EXERCISE REQUIREMENTS
In the listing below, find each line that holds "this" and list it.

INFORMATION SHOWN
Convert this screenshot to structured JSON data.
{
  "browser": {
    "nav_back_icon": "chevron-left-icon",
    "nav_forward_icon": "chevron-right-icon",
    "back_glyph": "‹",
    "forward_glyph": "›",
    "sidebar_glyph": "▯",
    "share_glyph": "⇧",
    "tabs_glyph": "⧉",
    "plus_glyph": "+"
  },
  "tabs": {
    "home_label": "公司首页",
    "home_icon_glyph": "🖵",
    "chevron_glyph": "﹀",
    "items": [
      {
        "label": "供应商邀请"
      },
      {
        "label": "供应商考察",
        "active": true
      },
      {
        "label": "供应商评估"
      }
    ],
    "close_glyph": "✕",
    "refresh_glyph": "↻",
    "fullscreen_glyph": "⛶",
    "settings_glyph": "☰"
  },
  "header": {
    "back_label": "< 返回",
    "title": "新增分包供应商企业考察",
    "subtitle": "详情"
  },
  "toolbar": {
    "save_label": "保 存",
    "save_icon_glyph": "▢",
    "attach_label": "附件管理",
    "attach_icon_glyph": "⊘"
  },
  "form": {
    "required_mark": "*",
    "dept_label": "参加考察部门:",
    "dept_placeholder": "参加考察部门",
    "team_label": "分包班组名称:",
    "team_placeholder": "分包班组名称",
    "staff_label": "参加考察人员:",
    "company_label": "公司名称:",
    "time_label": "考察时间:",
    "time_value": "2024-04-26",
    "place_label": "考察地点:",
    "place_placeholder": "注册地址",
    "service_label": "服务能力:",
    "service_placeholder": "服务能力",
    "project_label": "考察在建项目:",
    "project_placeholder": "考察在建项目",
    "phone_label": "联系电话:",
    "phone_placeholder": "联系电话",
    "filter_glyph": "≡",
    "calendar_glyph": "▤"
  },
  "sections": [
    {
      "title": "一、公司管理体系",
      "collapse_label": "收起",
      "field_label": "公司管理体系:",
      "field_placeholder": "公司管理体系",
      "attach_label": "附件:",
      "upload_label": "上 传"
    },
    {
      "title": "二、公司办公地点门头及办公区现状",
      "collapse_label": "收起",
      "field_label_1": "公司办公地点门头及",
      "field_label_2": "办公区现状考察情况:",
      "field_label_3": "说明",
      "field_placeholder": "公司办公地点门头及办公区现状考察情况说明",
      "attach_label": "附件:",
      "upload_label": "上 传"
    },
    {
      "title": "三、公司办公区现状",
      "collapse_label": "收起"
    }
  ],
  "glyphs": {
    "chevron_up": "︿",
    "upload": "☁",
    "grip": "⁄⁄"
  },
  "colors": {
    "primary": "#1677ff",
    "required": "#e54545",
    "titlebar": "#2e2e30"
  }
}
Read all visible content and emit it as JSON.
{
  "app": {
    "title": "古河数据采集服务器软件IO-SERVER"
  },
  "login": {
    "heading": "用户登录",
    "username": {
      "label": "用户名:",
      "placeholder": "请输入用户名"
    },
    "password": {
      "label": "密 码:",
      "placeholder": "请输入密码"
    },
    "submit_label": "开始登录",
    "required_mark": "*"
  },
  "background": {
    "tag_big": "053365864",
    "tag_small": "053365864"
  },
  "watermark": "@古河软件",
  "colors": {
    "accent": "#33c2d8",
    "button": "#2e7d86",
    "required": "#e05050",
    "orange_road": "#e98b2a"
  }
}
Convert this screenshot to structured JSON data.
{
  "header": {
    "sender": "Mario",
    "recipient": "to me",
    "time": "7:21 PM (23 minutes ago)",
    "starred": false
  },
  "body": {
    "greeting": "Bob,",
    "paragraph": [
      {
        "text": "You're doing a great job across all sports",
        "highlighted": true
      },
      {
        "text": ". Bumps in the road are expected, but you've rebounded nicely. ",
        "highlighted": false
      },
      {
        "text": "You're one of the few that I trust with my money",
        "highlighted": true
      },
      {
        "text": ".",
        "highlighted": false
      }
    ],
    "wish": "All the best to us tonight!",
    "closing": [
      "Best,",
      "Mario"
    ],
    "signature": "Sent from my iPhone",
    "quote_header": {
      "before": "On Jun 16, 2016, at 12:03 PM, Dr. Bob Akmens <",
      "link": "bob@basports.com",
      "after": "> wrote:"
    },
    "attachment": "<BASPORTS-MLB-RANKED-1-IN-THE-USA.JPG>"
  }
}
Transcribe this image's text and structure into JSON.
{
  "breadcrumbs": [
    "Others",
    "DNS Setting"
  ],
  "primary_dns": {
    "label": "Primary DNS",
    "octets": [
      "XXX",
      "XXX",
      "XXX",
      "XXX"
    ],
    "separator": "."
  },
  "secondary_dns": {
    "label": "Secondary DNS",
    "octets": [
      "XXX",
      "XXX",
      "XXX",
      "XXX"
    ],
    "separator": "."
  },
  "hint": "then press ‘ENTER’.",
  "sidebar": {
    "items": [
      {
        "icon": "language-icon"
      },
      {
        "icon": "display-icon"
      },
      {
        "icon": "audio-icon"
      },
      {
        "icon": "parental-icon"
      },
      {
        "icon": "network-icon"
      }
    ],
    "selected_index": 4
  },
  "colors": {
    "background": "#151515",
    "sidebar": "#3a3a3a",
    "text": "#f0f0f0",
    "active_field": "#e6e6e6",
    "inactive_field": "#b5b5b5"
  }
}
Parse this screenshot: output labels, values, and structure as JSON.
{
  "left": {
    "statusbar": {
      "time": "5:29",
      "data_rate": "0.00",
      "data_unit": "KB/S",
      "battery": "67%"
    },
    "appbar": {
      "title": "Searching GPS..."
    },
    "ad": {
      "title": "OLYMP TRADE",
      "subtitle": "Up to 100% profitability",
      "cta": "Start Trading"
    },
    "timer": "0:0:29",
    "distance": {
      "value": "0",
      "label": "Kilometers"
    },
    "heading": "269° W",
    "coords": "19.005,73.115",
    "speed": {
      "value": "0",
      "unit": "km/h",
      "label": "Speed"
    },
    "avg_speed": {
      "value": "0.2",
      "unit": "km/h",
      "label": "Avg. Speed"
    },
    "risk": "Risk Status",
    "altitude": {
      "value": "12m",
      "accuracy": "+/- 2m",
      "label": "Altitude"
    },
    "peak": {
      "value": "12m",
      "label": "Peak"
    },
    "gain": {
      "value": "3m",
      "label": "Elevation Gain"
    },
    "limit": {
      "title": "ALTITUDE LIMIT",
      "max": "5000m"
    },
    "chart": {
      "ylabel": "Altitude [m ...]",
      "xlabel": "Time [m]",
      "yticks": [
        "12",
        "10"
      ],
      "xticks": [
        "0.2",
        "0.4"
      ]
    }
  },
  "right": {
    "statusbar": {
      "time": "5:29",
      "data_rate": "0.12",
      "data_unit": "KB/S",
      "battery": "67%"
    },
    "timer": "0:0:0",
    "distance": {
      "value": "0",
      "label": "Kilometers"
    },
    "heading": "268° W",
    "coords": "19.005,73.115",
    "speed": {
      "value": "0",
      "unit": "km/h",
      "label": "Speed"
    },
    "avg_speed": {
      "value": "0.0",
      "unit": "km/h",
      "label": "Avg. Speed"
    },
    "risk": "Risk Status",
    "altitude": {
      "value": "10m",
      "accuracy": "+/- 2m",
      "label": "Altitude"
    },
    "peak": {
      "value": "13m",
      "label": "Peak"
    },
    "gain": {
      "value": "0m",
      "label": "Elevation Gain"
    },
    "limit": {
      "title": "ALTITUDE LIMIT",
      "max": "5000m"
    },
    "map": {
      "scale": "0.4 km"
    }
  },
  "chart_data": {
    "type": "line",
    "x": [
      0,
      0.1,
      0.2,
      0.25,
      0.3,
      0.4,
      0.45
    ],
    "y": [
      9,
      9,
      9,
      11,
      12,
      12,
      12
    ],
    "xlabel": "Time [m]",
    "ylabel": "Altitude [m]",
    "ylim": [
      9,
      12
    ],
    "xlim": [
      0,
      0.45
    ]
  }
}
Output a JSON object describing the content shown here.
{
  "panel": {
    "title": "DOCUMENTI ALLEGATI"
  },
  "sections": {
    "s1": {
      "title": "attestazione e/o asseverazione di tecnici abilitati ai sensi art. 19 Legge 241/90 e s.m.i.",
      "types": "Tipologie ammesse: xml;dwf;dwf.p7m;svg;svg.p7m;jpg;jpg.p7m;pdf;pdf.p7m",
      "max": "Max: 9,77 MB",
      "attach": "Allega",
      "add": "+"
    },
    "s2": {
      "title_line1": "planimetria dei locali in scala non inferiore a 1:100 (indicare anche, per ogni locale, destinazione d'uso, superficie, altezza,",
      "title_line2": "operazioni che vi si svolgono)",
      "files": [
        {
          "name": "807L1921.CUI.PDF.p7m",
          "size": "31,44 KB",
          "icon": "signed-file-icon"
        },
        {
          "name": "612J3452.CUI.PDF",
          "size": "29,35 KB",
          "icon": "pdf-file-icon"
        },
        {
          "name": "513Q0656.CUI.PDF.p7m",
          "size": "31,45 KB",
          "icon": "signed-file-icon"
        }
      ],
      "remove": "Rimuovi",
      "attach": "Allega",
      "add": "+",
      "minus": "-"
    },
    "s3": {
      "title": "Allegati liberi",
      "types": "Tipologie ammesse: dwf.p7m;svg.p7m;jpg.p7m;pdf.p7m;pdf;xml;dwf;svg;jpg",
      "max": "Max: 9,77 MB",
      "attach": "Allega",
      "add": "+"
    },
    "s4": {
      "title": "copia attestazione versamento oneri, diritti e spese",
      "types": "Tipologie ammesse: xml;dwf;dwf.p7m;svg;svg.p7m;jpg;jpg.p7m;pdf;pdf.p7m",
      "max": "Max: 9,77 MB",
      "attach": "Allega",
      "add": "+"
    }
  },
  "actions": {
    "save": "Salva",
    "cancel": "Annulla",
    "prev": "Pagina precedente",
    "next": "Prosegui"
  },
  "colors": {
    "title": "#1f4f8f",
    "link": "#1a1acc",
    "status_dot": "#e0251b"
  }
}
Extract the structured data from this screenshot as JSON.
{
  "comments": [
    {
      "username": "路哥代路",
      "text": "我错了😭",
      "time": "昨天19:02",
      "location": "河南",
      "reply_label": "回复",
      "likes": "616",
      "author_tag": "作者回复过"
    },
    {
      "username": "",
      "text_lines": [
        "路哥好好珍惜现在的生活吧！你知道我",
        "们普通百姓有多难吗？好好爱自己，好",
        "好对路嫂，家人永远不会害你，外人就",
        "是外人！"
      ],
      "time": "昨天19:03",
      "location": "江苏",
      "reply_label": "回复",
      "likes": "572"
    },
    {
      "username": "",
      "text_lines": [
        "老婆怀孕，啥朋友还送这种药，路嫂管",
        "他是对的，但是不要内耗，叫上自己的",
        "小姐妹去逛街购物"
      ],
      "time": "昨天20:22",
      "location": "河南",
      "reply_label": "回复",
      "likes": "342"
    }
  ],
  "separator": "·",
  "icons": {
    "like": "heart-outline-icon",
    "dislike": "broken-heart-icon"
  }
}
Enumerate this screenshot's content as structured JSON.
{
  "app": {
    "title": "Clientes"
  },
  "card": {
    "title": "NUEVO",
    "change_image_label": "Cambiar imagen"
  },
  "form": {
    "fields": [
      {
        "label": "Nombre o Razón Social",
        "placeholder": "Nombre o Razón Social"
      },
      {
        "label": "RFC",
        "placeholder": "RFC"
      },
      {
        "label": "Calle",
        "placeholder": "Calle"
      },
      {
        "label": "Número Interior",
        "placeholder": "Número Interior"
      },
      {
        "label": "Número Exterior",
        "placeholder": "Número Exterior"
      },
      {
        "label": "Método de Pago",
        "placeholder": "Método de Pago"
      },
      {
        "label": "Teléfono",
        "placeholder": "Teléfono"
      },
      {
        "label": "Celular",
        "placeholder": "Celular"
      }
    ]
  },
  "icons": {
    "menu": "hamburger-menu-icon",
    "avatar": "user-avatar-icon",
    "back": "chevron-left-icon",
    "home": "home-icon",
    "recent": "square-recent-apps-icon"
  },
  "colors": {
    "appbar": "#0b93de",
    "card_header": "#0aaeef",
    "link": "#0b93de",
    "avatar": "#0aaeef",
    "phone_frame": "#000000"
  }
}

OUTPUT
Convert this screenshot to structured JSON data.
Convert this screenshot to structured JSON data.
Transcribe this image's text and structure into JSON.
Parse this screenshot: output labels, values, and structure as JSON.
Extract the structured data from this screenshot as JSON.
Enumerate this screenshot's content as structured JSON.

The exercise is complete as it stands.